Pensions

Rising inflation

When inflation was creeping up at the start of this year, it was expected to be a transitory phenomenon. However, we now know the expectation is that it will be with us throughout 2022. The Office for Budget Responsibility (OBR) is predicting inflation to peak at 8.7% towards the end of the year and with an average of 7.4% over the 12 months of 2022. The latest inflation figures for February of 6.2% show that we’re not yet even at the peak of the inflation rise.

This will have an impact on benefits. Pensioners may feel wronged as they will see the purchasing power of their annual income being eroded.  Inflation this year will exceed most fixed increases and even those with inflation-linked benefits will often have “caps and collars”. This means that while they’re broadly capturing inflation increases there will be an upper limit, applied annually, to the increase. For instance, the following are common limits:

  • GMP earned after 6 April 1988 – inflation capped at 3%
  • Other pre-1997 benefits – fixed (often nil increasing, or perhaps 3%)
  • Benefits in a contracted-out scheme from 1997– inflation capped at 5% (some benefits earned after 2010 may even be capped at 2.5%, subject to scheme rules)

Some Trustees may want to consider using discretionary increases to assist their members, although this likely places a further strain on scheme finances.  Schemes who have previously used this approach to provide some increases on pre-1997 benefits may need to consider the appropriate balance between pre and post 97 benefits and whether they should be widening their scope.  Ultimately, decisions will be influenced by the funding position of the scheme and the power in the Rules.

For members with deferred benefits, the revaluation is not capped in the same way and so they are likely to see the increases in their revalued benefits. Those deferred members considering early retirement may need to pause for thought though as they are likely to be surrendering a currently higher rate of revaluation for lower annual increases in payment.

Schemes that experience a high number of early retirements may wish to consider the early retirement factors currently in force and make sure they are reflecting the benefits being given up, particularly for those retiring just a year or two early. Trustees could also consider the information they provide to members.

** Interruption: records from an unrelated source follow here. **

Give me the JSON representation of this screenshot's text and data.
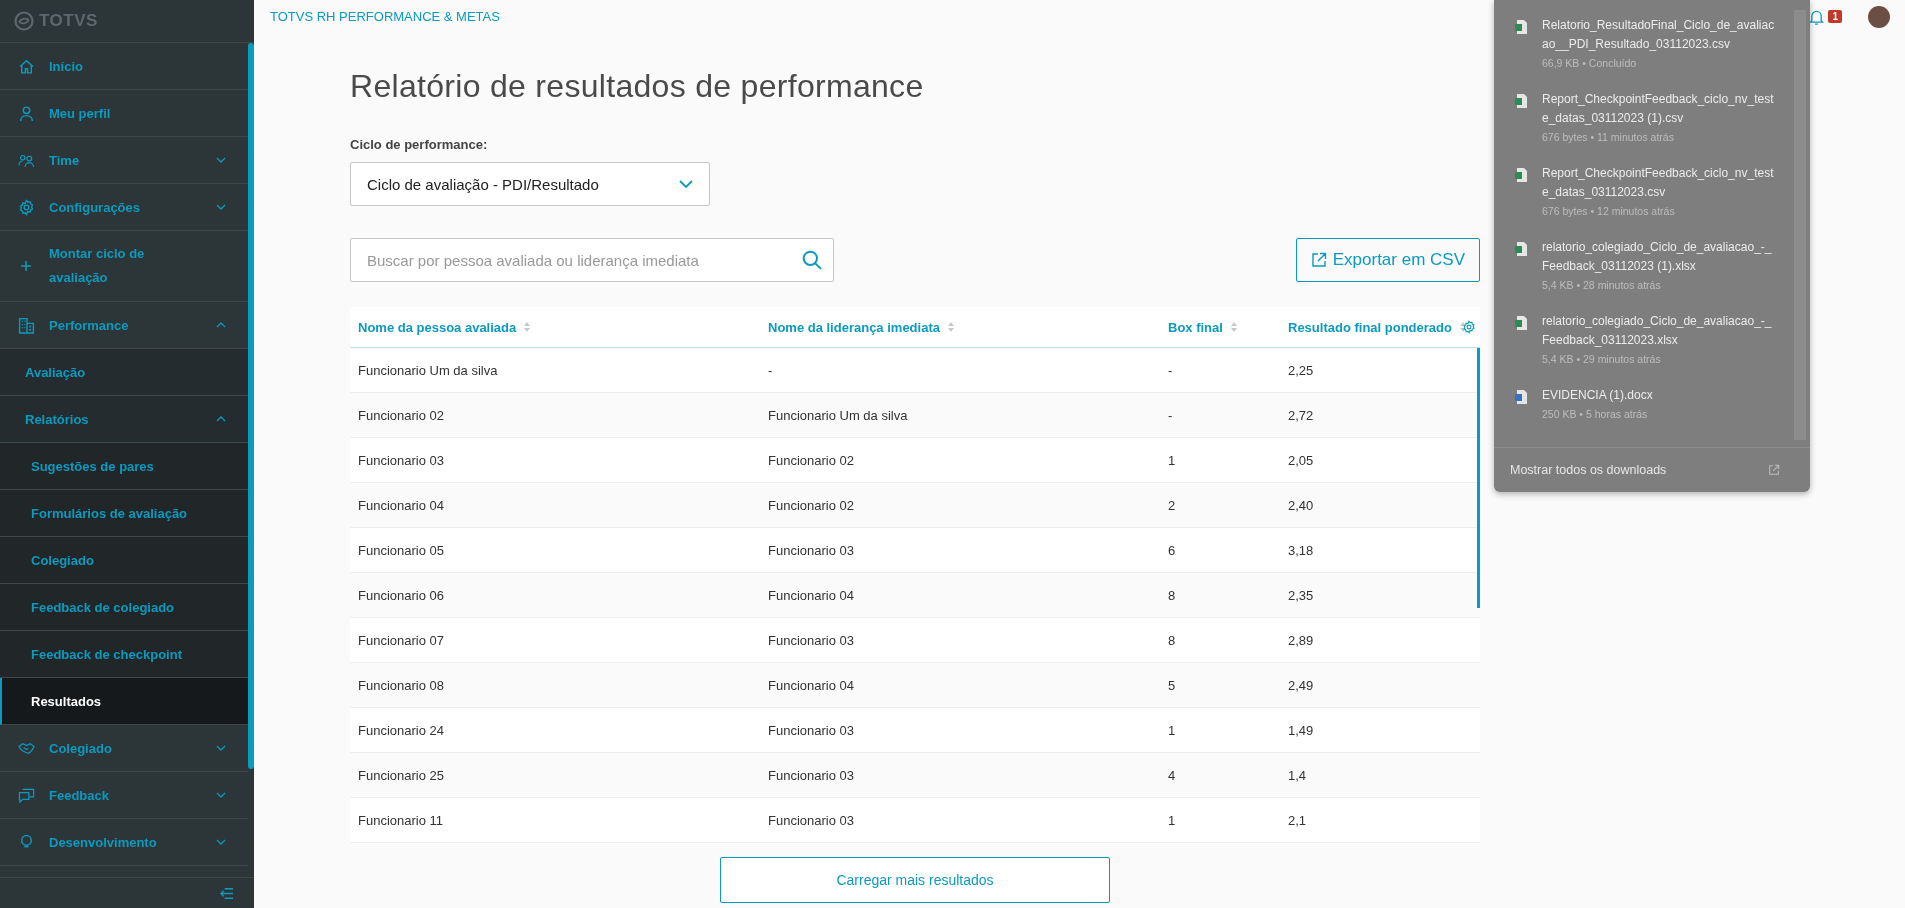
{
  "sidebar": {
    "logo": "TOTVS",
    "items": [
      {
        "label": "Início",
        "selected": false
      },
      {
        "label": "Meu perfil",
        "selected": false
      },
      {
        "label": "Time",
        "selected": false,
        "expanded": false
      },
      {
        "label": "Configurações",
        "selected": false,
        "expanded": false
      },
      {
        "label": "Montar ciclo de avaliação",
        "selected": false
      },
      {
        "label": "Performance",
        "selected": false,
        "expanded": true,
        "children": [
          {
            "label": "Avaliação",
            "selected": false
          },
          {
            "label": "Relatórios",
            "selected": false,
            "expanded": true,
            "children": [
              {
                "label": "Sugestões de pares",
                "selected": false
              },
              {
                "label": "Formulários de avaliação",
                "selected": false
              },
              {
                "label": "Colegiado",
                "selected": false
              },
              {
                "label": "Feedback de colegiado",
                "selected": false
              },
              {
                "label": "Feedback de checkpoint",
                "selected": false
              },
              {
                "label": "Resultados",
                "selected": true
              }
            ]
          }
        ]
      },
      {
        "label": "Colegiado",
        "selected": false,
        "expanded": false
      },
      {
        "label": "Feedback",
        "selected": false,
        "expanded": false
      },
      {
        "label": "Desenvolvimento",
        "selected": false,
        "expanded": false
      }
    ]
  },
  "header": {
    "app_title": "TOTVS RH PERFORMANCE & METAS",
    "notification_count": "1"
  },
  "page": {
    "title": "Relatório de resultados de performance",
    "cycle_label": "Ciclo de performance:",
    "cycle_value": "Ciclo de avaliação - PDI/Resultado",
    "search": {
      "placeholder": "Buscar por pessoa avaliada ou liderança imediata"
    },
    "export_button": "Exportar em CSV",
    "table": {
      "columns": [
        "Nome da pessoa avaliada",
        "Nome da liderança imediata",
        "Box final",
        "Resultado final ponderado"
      ],
      "rows": [
        [
          "Funcionario Um da silva",
          "-",
          "-",
          "2,25"
        ],
        [
          "Funcionario 02",
          "Funcionario Um da silva",
          "-",
          "2,72"
        ],
        [
          "Funcionario 03",
          "Funcionario 02",
          "1",
          "2,05"
        ],
        [
          "Funcionario 04",
          "Funcionario 02",
          "2",
          "2,40"
        ],
        [
          "Funcionario 05",
          "Funcionario 03",
          "6",
          "3,18"
        ],
        [
          "Funcionario 06",
          "Funcionario 04",
          "8",
          "2,35"
        ],
        [
          "Funcionario 07",
          "Funcionario 03",
          "8",
          "2,89"
        ],
        [
          "Funcionario 08",
          "Funcionario 04",
          "5",
          "2,49"
        ],
        [
          "Funcionario 24",
          "Funcionario 03",
          "1",
          "1,49"
        ],
        [
          "Funcionario 25",
          "Funcionario 03",
          "4",
          "1,4"
        ],
        [
          "Funcionario 11",
          "Funcionario 03",
          "1",
          "2,1"
        ]
      ]
    },
    "load_more": "Carregar mais resultados"
  },
  "downloads": {
    "items": [
      {
        "kind": "spreadsheet",
        "name": "Relatorio_ResultadoFinal_Ciclo_de_avaliacao__PDI_Resultado_03112023.csv",
        "meta": "66,9 KB • Concluído"
      },
      {
        "kind": "spreadsheet",
        "name": "Report_CheckpointFeedback_ciclo_nv_teste_datas_03112023 (1).csv",
        "meta": "676 bytes • 11 minutos atrás"
      },
      {
        "kind": "spreadsheet",
        "name": "Report_CheckpointFeedback_ciclo_nv_teste_datas_03112023.csv",
        "meta": "676 bytes • 12 minutos atrás"
      },
      {
        "kind": "spreadsheet",
        "name": "relatorio_colegiado_Ciclo_de_avaliacao_-_Feedback_03112023 (1).xlsx",
        "meta": "5,4 KB • 28 minutos atrás"
      },
      {
        "kind": "spreadsheet",
        "name": "relatorio_colegiado_Ciclo_de_avaliacao_-_Feedback_03112023.xlsx",
        "meta": "5,4 KB • 29 minutos atrás"
      },
      {
        "kind": "document",
        "name": "EVIDENCIA (1).docx",
        "meta": "250 KB • 5 horas atrás"
      }
    ],
    "footer": "Mostrar todos os downloads"
  }
}
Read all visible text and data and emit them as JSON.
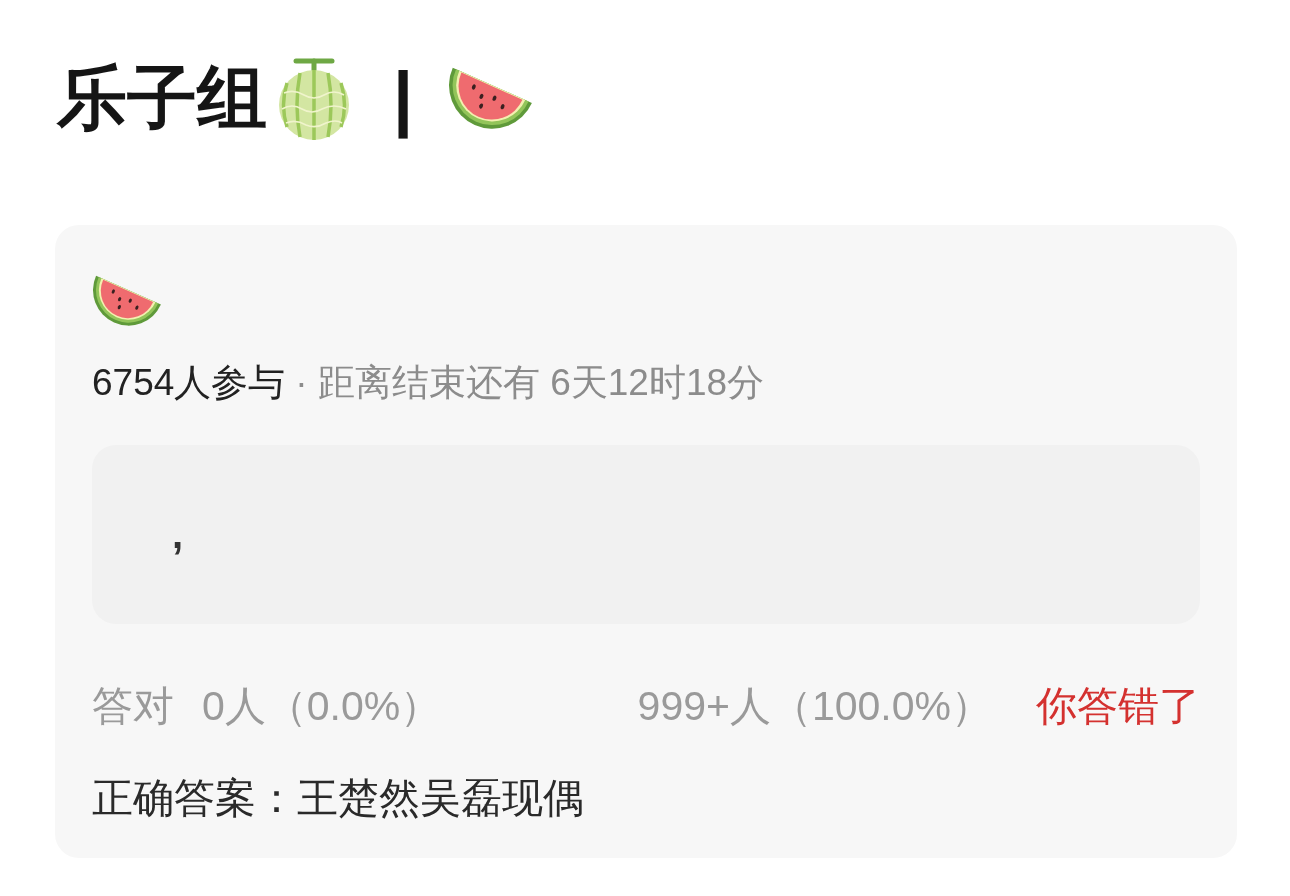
{
  "header": {
    "title": "乐子组",
    "separator": "|"
  },
  "poll": {
    "participants": "6754人参与",
    "countdown": "· 距离结束还有 6天12时18分",
    "answer_box": {
      "value": ","
    },
    "stats": {
      "correct_label": "答对",
      "correct_count": "0人（0.0%）",
      "wrong_count": "999+人（100.0%）",
      "result": "你答错了",
      "answered_correctly": false
    },
    "correct_answer": "正确答案：王楚然吴磊现偶"
  }
}
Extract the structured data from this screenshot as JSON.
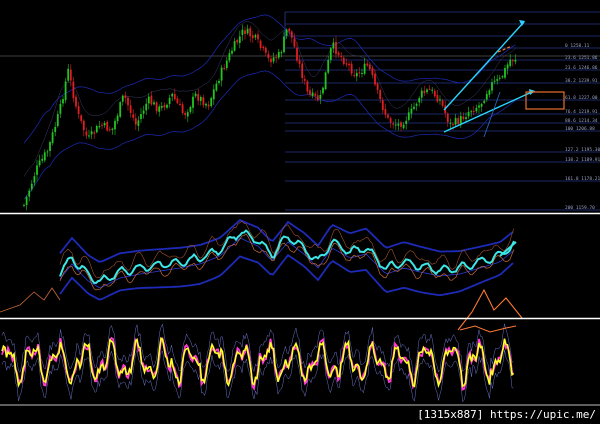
{
  "watermark": "[1315x887] https://upic.me/",
  "colors": {
    "background": "#000000",
    "bull_candle": "#22c522",
    "bear_candle": "#e02020",
    "fib_lines": "#3a4fd0",
    "trendline": "#2ad6ff",
    "indicator_main": "#3fe6e6",
    "band_outer": "#1d2bb8",
    "band_inner": "#c86a3a",
    "oscillator_main": "#ffff2a",
    "oscillator_signal": "#ff3ad0",
    "forecast_orange": "#ff7a33",
    "separator": "#ffffff"
  },
  "chart_data": [
    {
      "type": "candlestick",
      "panel": "price",
      "title": "",
      "fib_levels": [
        {
          "label": "0 1258.11"
        },
        {
          "label": "23.6 1251.86"
        },
        {
          "label": "23.6 1246.86"
        },
        {
          "label": "38.2 1239.91"
        },
        {
          "label": "61.8 1227.00"
        },
        {
          "label": "76.4 1219.91"
        },
        {
          "label": "88.6 1214.34"
        },
        {
          "label": "100 1206.88"
        },
        {
          "label": "127.2 1195.30"
        },
        {
          "label": "138.2 1189.91"
        },
        {
          "label": "161.8 1178.21"
        },
        {
          "label": "200 1159.70"
        }
      ],
      "trend_channel": "rising",
      "highlight_box": "around 61.8 level"
    },
    {
      "type": "line",
      "panel": "indicator",
      "title": "",
      "series_count": 5
    },
    {
      "type": "line",
      "panel": "oscillator",
      "title": "",
      "series_count": 4
    }
  ]
}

It is always difficult to provide clear unambiguous guidance to members, but it may be worth considering a communication to inform them of the potential rate of revaluation later this year compared to the inflation link in payment.